SEPTA.svg
Former SEPTA Regional Rail station
Looking down former Darlington station towards West Chester in 2017.jpg
Former Darlington station site in March 2017.
Location612 Darlington Road (approximately)
Chester Heights, Pennsylvania.
Coordinates39°54′14″N 75°28′09″W / 39.9039°N 75.4692°W / 39.9039; -75.4692Coordinates: 39°54′14″N 75°28′09″W / 39.9039°N 75.4692°W / 39.9039; -75.4692
Owned bySEPTA
Line(s)West Chester Line
Platforms1 side platform
Tracks1
Construction
Structure typedemolished
History
ClosedOctober 4, 1981[1]
Electrified1928
Former services
Preceding station   SEPTA.svg SEPTA   Following station
(closed 1986)
toward West Chester
West Chester Line
(closed 1986)
Pennsylvania Railroad
toward West Chester
West Chester Branch

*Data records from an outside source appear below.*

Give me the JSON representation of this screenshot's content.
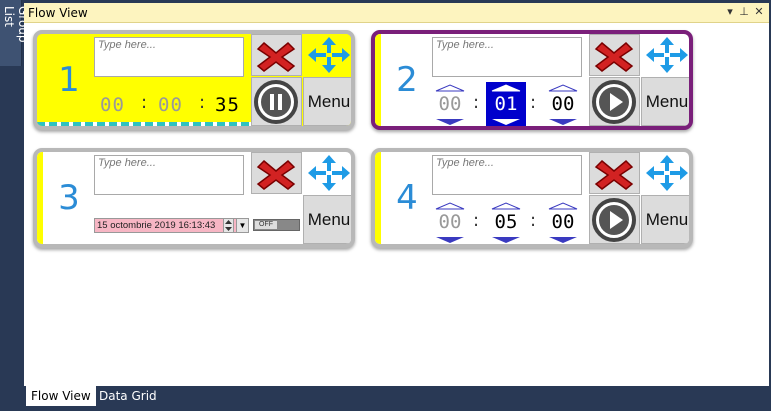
{
  "side_tab": {
    "label": "Group List"
  },
  "panel": {
    "title": "Flow View",
    "dropdown_icon": "dropdown-arrow-icon",
    "pin_icon": "pin-icon",
    "close_icon": "close-icon"
  },
  "note_placeholder": "Type here...",
  "menu_label": "Menu",
  "cards": [
    {
      "number": "1",
      "hours": "00",
      "minutes": "00",
      "seconds": "35",
      "action": "pause",
      "highlight": "yellow"
    },
    {
      "number": "2",
      "hours": "00",
      "minutes": "01",
      "seconds": "00",
      "action": "play",
      "selected": true
    },
    {
      "number": "3",
      "date": "15 octombrie 2019 16:13:43",
      "toggle": "OFF"
    },
    {
      "number": "4",
      "hours": "00",
      "minutes": "05",
      "seconds": "00",
      "action": "play"
    }
  ],
  "separator": ":",
  "bottom_tabs": [
    {
      "label": "Flow View",
      "active": true
    },
    {
      "label": "Data Grid",
      "active": false
    }
  ],
  "colors": {
    "accent": "#2b8cd6",
    "card_highlight": "#ffff00",
    "selected_border": "#7a1f7a",
    "close": "#d22222",
    "date_bg": "#f7b6c4"
  }
}
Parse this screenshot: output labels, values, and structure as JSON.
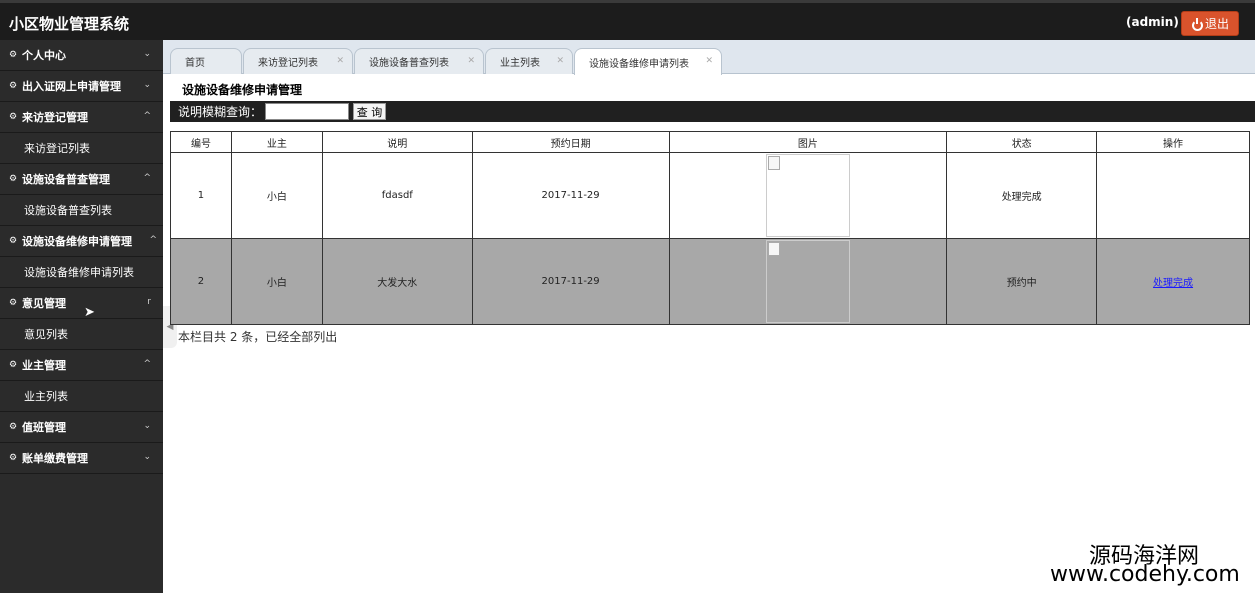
{
  "header": {
    "app_title": "小区物业管理系统",
    "user": "(admin)",
    "logout_label": "退出"
  },
  "sidebar": {
    "items": [
      {
        "label": "个人中心",
        "chevron": "⌄",
        "children": []
      },
      {
        "label": "出入证网上申请管理",
        "chevron": "⌄",
        "children": []
      },
      {
        "label": "来访登记管理",
        "chevron": "^",
        "children": [
          "来访登记列表"
        ]
      },
      {
        "label": "设施设备普查管理",
        "chevron": "^",
        "children": [
          "设施设备普查列表"
        ]
      },
      {
        "label": "设施设备维修申请管理",
        "chevron": "^",
        "children": [
          "设施设备维修申请列表"
        ]
      },
      {
        "label": "意见管理",
        "chevron": "r",
        "children": [
          "意见列表"
        ]
      },
      {
        "label": "业主管理",
        "chevron": "^",
        "children": [
          "业主列表"
        ]
      },
      {
        "label": "值班管理",
        "chevron": "⌄",
        "children": []
      },
      {
        "label": "账单缴费管理",
        "chevron": "⌄",
        "children": []
      }
    ]
  },
  "tabs": [
    {
      "label": "首页"
    },
    {
      "label": "来访登记列表"
    },
    {
      "label": "设施设备普查列表"
    },
    {
      "label": "业主列表"
    },
    {
      "label": "设施设备维修申请列表",
      "active": true
    }
  ],
  "main": {
    "title": "设施设备维修申请管理",
    "search_label": "说明模糊查询：",
    "search_value": "",
    "search_button": "查 询",
    "columns": [
      "编号",
      "业主",
      "说明",
      "预约日期",
      "图片",
      "状态",
      "操作"
    ],
    "rows": [
      {
        "id": "1",
        "owner": "小白",
        "desc": "fdasdf",
        "date": "2017-11-29",
        "status": "处理完成",
        "action": ""
      },
      {
        "id": "2",
        "owner": "小白",
        "desc": "大发大水",
        "date": "2017-11-29",
        "status": "预约中",
        "action": "处理完成"
      }
    ],
    "footer_note": "本栏目共 2 条，已经全部列出"
  },
  "watermark": {
    "line1": "源码海洋网",
    "line2": "www.codehy.com"
  }
}
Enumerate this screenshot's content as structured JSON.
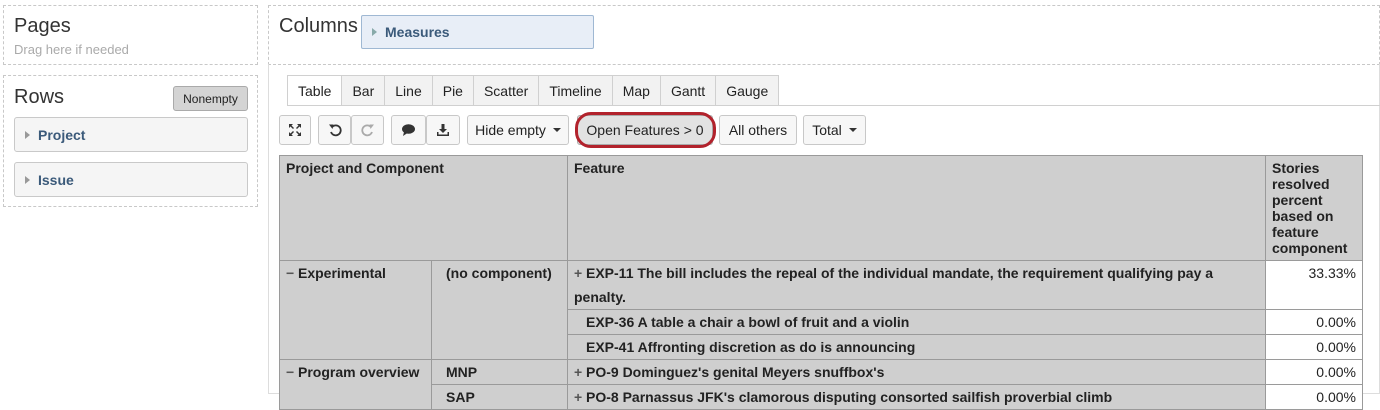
{
  "pages": {
    "title": "Pages",
    "hint": "Drag here if needed"
  },
  "columns": {
    "title": "Columns",
    "measures_label": "Measures"
  },
  "rows": {
    "title": "Rows",
    "nonempty_label": "Nonempty",
    "dimensions": [
      "Project",
      "Issue"
    ]
  },
  "tabs": [
    "Table",
    "Bar",
    "Line",
    "Pie",
    "Scatter",
    "Timeline",
    "Map",
    "Gantt",
    "Gauge"
  ],
  "active_tab": "Table",
  "toolbar": {
    "hide_empty_label": "Hide empty",
    "filter_label": "Open Features > 0",
    "all_others_label": "All others",
    "total_label": "Total"
  },
  "table": {
    "headers": {
      "project_component": "Project and Component",
      "feature": "Feature",
      "measure": "Stories resolved percent based on feature component"
    },
    "rows": [
      {
        "project": "Experimental",
        "component": "(no component)",
        "feature": "EXP-11 The bill includes the repeal of the individual mandate, the requirement qualifying pay a penalty.",
        "value": "33.33%",
        "expandable": true
      },
      {
        "project": "",
        "component": "",
        "feature": "EXP-36 A table a chair a bowl of fruit and a violin",
        "value": "0.00%",
        "expandable": false
      },
      {
        "project": "",
        "component": "",
        "feature": "EXP-41 Affronting discretion as do is announcing",
        "value": "0.00%",
        "expandable": false
      },
      {
        "project": "Program overview",
        "component": "MNP",
        "feature": "PO-9 Dominguez's genital Meyers snuffbox's",
        "value": "0.00%",
        "expandable": true
      },
      {
        "project": "",
        "component": "SAP",
        "feature": "PO-8 Parnassus JFK's clamorous disputing consorted sailfish proverbial climb",
        "value": "0.00%",
        "expandable": true
      }
    ]
  },
  "symbols": {
    "expand": "+",
    "collapse": "−"
  }
}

Darlington station is a defunct commuter rail station on the SEPTA Regional Rail R3 West Chester Line, located at 612 Darlington Road in Chester Heights, Pennsylvania. Originally built by the West Chester and Philadelphia Railroad, it later served the Pennsylvania Railroad's West Chester Branch, which finally became SEPTA's R3 line.

Looking up the access road to the former Darlington station in 2017

The station, and all of those west of Elwyn station, was closed in September 1986, due to deteriorating track conditions and Chester County's desire to expand facilities at Exton station on SEPTA's Paoli/Thorndale Line. Service was "temporarily suspended" at that time, with substitute bus service provided. Darlington station still appears in publicly posted tariffs. Darlington Station was named after the dairy located at that place. For years it was a flag stop, but was abandoned and then re-established. However, Darlington Station was demolished shortly after service ended. The concrete curb for the platform edge and the access road are all that remain.

Darling, Pennsylvania[edit]

A post office was established at the station in 1879, which led to the place name Darling being officially recognized.[2] The GNIS classifies it as a populated place with "Darlington" recognized as a variant.[3] The post office remained in operation until 1964.[4] "Darling" was used to prevent confusion with the town of Darlington located in Beaver County, Pennsylvania.

References[edit]

  1. ^ Tulsky, Fredric N. (September 24, 1981). "Rail Cuts Approved by SEPTA". The Philadelphia Inquirer. p. 23. Retrieved October 30, 2017 – via Newspapers.com. open access publication – free to read
  2. ^ Moyer, Armond; Moyer, Winifred (1958). The origins of unusual place-names. Keystone Pub. Associates. p. 31.
  3. ^ U.S. Geological Survey Geographic Names Information System: Darling
  4. ^ "Post Offices". Jim Forte Postal History. Retrieved 5 January 2017.

External links[edit]

Media related to Darlington station (SEPTA) at Wikimedia Commons